[Website and app data records]
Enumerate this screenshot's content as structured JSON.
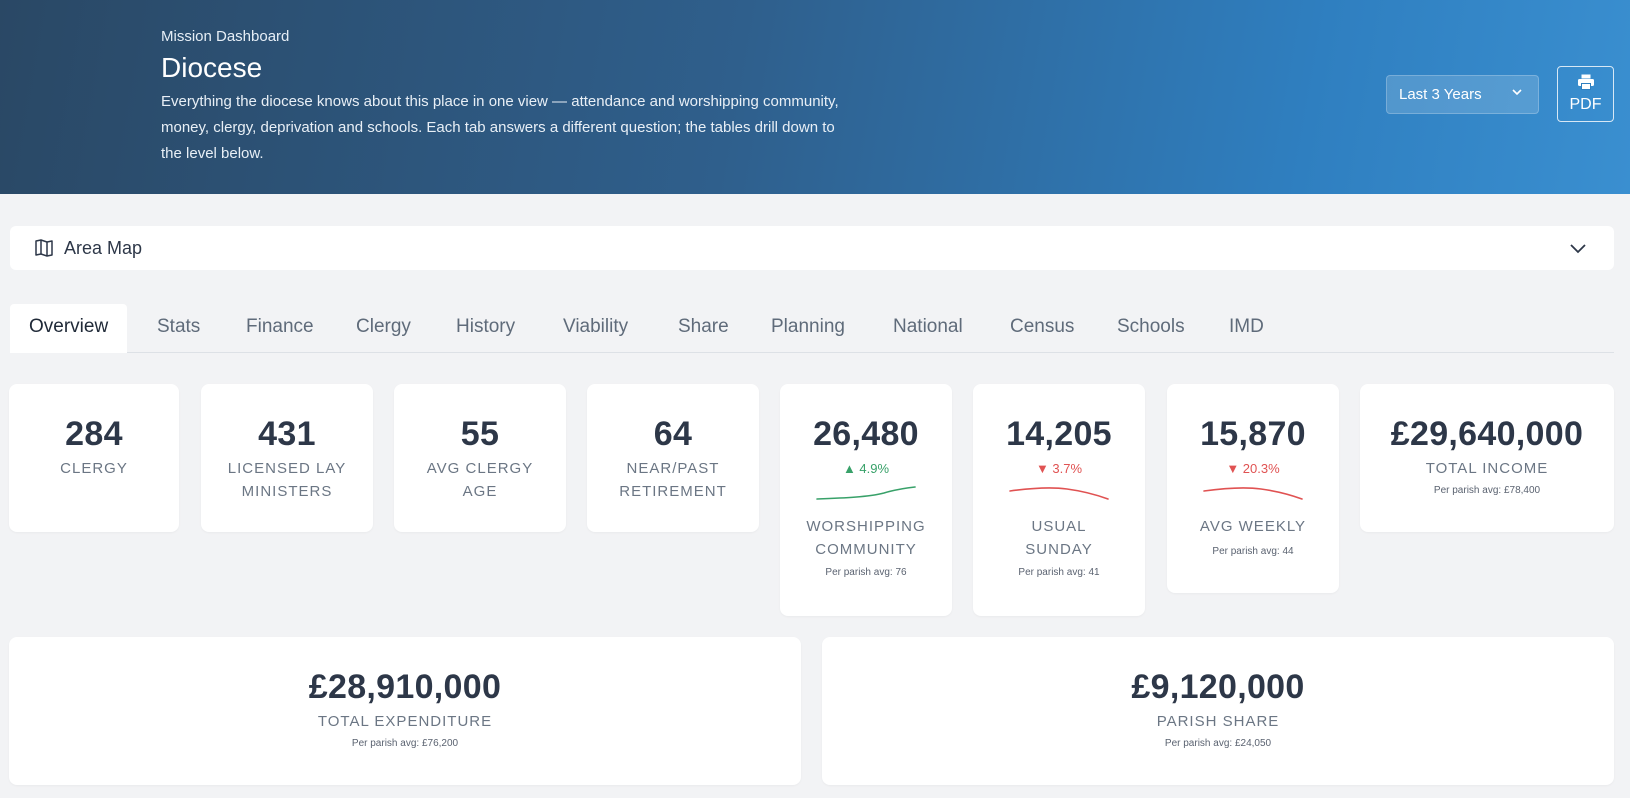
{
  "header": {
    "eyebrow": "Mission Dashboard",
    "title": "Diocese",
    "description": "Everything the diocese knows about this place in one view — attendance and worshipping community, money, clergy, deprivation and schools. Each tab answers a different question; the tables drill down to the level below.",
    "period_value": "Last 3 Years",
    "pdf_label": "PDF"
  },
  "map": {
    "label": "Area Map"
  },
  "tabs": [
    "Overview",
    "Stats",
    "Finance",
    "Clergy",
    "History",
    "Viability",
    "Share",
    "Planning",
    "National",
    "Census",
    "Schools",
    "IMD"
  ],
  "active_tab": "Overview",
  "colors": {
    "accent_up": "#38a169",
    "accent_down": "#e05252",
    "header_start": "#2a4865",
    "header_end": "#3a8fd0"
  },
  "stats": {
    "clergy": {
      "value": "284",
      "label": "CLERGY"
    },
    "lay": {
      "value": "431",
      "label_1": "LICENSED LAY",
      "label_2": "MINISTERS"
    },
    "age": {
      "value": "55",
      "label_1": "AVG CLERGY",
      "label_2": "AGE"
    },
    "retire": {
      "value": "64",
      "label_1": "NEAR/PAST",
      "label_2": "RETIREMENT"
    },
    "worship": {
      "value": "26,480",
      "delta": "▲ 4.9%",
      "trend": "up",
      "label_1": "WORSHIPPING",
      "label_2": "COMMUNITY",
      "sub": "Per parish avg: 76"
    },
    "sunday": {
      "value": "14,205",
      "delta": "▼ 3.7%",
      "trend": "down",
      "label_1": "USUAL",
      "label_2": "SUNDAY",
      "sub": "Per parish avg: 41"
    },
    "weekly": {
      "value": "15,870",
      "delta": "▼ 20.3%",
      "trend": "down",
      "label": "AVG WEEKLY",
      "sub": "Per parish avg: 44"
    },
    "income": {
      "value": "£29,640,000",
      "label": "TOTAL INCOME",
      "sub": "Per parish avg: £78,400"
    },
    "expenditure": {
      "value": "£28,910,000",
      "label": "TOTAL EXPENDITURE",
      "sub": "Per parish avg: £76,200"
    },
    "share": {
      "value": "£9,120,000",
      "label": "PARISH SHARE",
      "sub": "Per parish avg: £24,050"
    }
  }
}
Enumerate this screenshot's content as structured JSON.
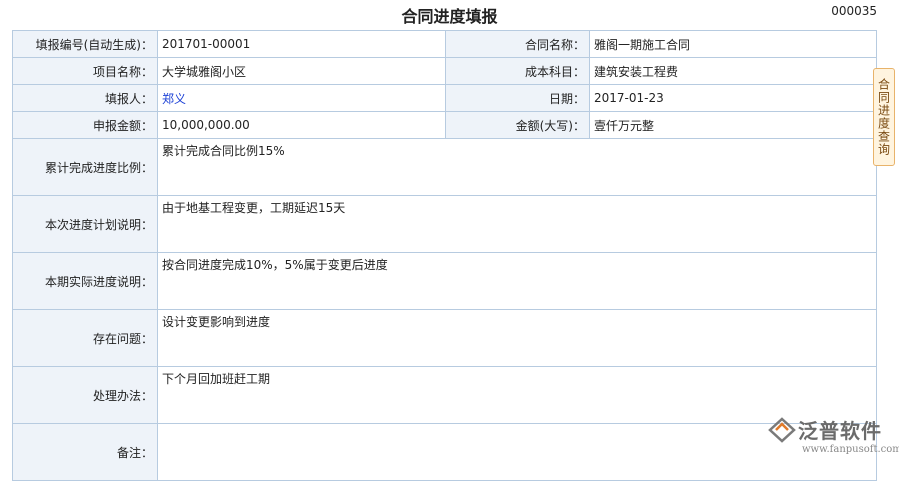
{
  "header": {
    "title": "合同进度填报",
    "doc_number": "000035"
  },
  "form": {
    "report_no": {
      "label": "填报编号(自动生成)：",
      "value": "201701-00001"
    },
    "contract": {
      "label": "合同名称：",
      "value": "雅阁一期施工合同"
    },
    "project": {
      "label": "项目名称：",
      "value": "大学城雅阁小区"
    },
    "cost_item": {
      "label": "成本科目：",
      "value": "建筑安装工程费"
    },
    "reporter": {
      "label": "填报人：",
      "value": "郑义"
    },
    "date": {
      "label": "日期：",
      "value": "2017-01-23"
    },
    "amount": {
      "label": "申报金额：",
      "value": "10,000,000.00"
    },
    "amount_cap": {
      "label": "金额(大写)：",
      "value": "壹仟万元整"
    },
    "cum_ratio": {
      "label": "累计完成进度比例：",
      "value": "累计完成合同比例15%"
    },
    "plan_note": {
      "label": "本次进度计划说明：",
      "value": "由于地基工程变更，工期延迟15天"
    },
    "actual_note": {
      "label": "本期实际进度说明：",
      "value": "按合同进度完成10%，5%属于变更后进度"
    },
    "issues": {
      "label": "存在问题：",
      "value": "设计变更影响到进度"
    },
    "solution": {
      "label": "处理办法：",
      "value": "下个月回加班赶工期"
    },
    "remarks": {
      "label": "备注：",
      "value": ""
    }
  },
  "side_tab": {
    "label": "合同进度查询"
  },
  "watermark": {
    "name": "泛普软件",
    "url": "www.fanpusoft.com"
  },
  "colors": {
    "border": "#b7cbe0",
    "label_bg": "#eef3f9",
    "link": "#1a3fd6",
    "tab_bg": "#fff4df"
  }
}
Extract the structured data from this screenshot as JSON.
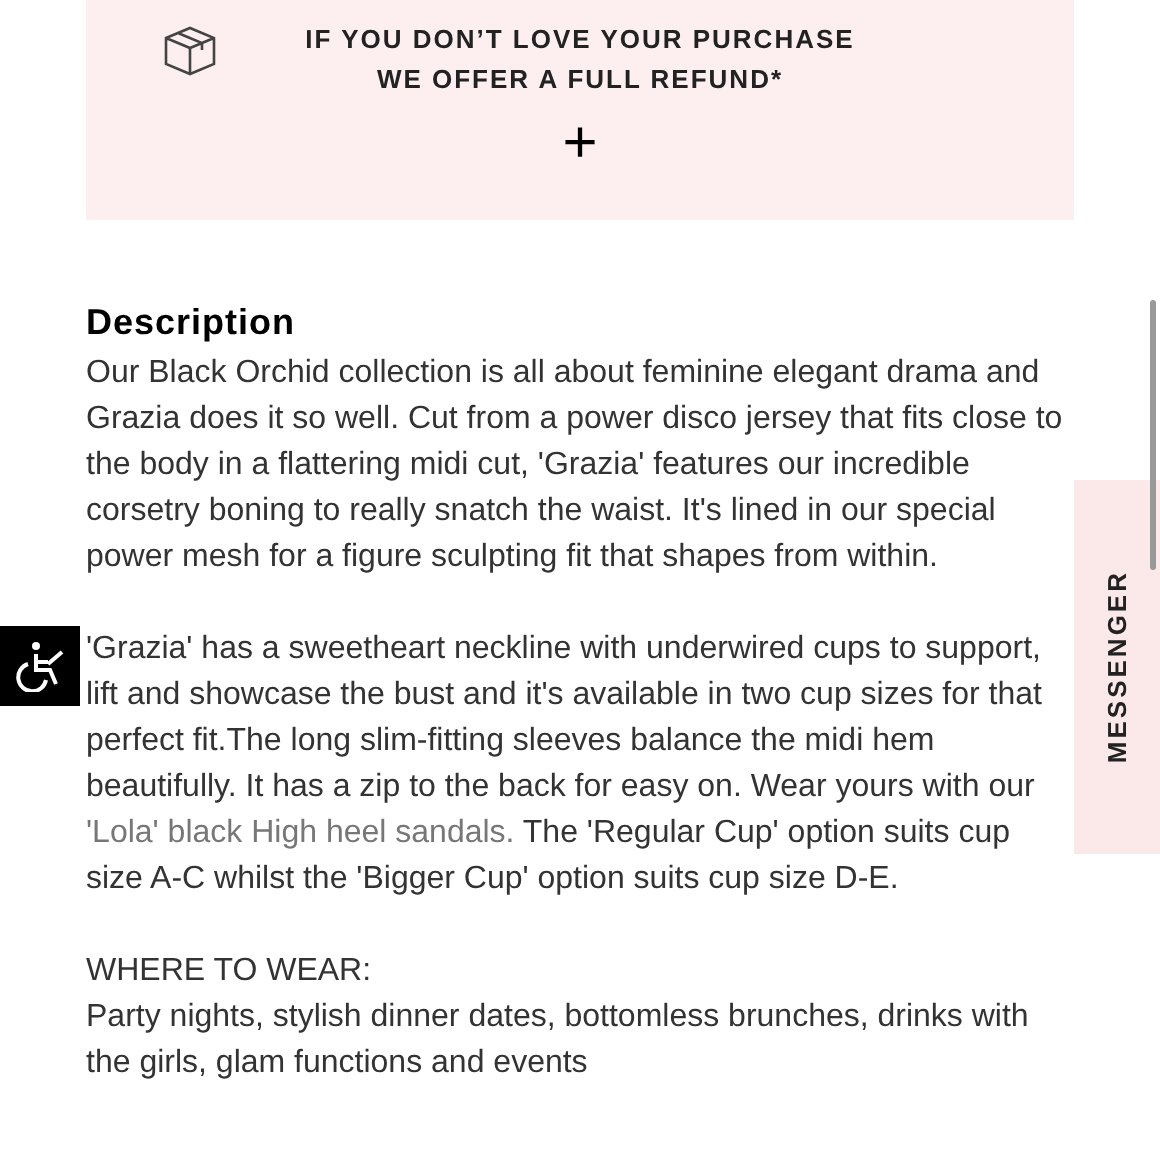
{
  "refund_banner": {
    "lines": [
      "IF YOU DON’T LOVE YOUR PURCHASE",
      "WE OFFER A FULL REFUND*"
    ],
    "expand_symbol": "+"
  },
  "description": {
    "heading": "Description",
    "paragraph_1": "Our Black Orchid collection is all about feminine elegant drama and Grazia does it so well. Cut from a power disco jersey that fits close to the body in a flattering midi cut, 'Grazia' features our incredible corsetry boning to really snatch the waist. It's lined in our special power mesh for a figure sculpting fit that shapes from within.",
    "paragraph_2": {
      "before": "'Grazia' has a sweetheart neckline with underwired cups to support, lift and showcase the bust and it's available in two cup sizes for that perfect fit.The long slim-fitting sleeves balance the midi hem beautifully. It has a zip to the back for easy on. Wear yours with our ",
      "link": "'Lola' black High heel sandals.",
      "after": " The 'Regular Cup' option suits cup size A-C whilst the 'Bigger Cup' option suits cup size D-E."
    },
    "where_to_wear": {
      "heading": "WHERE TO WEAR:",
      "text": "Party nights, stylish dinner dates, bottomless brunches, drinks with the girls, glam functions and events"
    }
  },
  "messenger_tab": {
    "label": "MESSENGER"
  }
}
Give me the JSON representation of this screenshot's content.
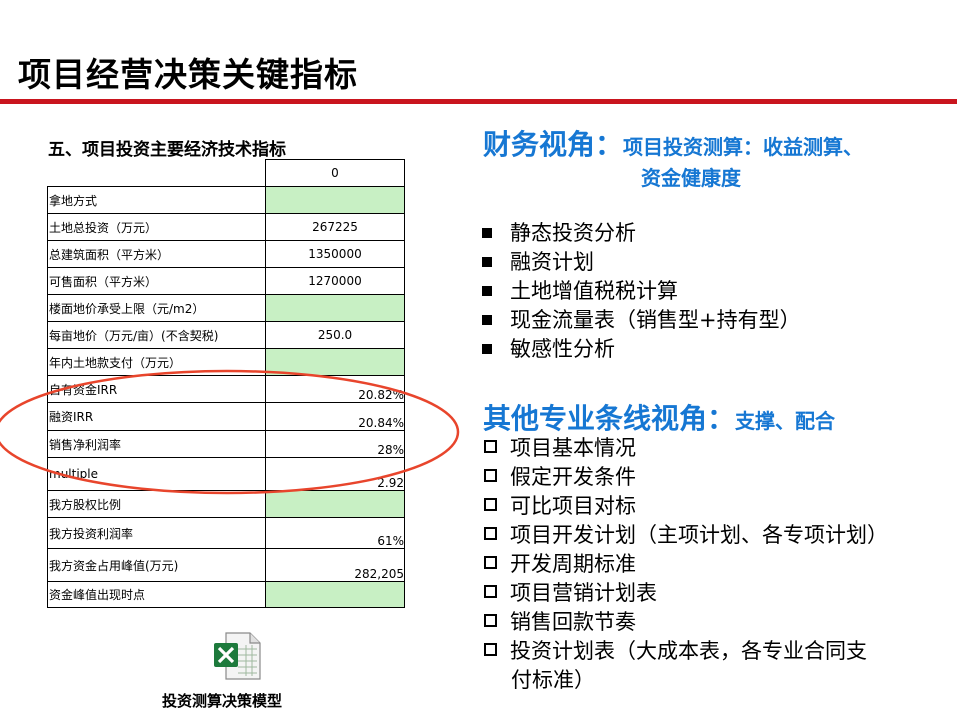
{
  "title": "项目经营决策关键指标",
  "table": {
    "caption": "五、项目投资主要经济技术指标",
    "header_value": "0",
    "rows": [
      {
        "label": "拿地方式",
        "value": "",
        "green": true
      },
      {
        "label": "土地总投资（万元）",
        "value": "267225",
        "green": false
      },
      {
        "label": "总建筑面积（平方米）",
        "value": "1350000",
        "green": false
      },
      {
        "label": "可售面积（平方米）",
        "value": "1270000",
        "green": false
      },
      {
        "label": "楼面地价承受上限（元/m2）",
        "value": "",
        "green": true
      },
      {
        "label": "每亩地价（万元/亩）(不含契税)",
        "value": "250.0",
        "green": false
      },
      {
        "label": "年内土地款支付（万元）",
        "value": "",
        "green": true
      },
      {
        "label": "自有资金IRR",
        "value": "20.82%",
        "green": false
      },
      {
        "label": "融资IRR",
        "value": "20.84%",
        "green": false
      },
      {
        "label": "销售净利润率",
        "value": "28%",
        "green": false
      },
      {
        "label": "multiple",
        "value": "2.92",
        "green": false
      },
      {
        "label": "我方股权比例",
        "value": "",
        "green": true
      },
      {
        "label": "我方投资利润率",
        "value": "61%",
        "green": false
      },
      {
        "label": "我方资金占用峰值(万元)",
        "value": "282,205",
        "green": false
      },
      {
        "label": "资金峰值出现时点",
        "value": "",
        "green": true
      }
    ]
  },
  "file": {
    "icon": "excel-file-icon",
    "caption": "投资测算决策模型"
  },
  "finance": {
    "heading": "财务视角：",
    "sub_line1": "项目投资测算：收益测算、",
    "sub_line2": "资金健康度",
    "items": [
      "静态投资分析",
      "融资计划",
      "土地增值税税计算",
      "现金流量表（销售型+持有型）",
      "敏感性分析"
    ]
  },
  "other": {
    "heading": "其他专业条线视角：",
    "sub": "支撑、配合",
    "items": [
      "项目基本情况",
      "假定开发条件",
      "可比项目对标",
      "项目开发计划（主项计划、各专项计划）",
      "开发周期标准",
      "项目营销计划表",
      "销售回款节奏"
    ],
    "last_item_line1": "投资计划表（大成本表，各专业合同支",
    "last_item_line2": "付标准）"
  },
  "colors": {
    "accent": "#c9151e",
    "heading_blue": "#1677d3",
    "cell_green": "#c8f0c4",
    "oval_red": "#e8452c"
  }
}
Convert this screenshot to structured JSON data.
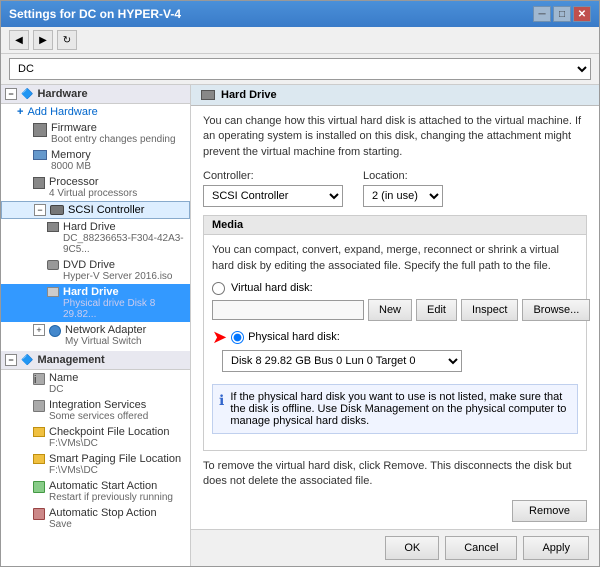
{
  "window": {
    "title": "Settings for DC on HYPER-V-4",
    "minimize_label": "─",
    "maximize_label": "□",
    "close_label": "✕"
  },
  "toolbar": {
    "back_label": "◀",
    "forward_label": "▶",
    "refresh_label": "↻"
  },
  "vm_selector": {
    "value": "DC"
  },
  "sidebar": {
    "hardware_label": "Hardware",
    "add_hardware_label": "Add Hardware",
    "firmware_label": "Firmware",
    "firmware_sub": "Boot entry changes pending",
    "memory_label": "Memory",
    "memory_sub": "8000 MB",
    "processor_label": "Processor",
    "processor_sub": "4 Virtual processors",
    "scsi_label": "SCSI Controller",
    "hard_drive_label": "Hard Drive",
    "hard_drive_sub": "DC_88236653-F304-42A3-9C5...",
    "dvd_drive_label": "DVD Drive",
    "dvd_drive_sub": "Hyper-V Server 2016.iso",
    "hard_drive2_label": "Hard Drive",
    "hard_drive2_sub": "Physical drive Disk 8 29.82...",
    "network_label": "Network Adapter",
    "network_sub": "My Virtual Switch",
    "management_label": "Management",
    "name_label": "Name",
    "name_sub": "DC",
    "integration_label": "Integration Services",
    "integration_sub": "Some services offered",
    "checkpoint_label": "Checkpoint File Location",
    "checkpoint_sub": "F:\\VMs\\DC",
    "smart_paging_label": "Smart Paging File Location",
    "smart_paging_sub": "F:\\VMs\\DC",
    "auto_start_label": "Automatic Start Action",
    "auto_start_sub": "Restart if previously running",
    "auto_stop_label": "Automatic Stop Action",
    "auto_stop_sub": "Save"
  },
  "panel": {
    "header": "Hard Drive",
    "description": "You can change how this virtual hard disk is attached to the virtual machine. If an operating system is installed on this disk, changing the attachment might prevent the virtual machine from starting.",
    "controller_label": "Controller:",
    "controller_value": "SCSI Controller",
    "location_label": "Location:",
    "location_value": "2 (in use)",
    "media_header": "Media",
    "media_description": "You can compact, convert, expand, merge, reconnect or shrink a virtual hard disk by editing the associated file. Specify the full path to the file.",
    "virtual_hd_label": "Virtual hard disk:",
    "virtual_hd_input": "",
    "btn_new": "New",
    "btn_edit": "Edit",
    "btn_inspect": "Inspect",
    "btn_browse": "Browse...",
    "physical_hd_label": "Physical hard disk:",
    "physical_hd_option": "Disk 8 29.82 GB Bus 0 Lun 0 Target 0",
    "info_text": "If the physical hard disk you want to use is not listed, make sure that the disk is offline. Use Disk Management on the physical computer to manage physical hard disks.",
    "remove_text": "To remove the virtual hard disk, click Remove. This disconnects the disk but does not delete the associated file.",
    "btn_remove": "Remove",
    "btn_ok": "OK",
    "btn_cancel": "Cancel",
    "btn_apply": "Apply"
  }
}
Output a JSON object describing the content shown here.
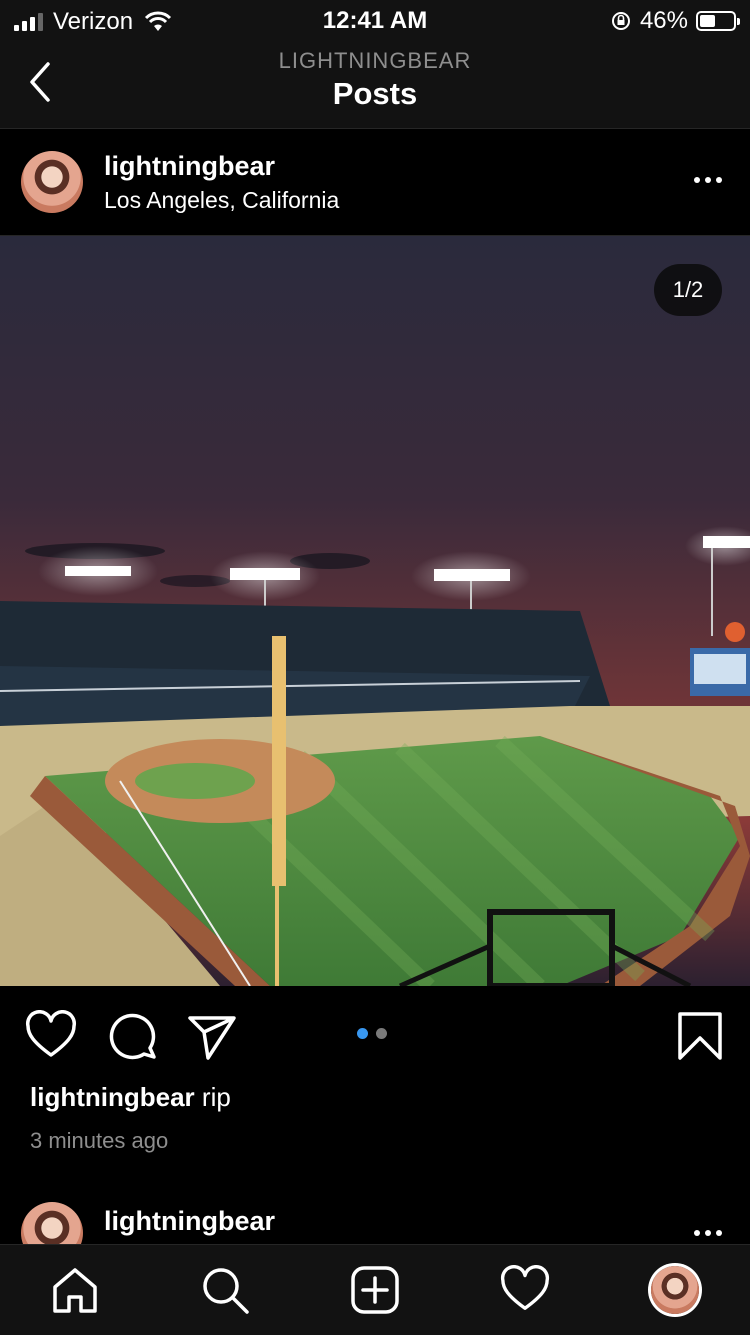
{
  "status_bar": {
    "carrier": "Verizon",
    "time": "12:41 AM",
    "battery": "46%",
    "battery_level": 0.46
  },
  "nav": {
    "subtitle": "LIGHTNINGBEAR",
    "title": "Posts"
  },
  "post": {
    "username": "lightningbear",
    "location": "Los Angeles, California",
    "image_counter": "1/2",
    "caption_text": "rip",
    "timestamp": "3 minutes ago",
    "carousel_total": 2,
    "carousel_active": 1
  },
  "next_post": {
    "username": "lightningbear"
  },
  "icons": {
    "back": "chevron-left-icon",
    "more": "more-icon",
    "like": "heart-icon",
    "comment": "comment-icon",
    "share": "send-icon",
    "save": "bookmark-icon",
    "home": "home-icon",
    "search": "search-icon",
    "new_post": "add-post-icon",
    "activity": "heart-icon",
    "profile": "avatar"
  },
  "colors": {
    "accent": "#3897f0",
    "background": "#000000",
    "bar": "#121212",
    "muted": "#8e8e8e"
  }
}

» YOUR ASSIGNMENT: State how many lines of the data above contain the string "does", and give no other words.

» RESULT OF THIS TASK: 2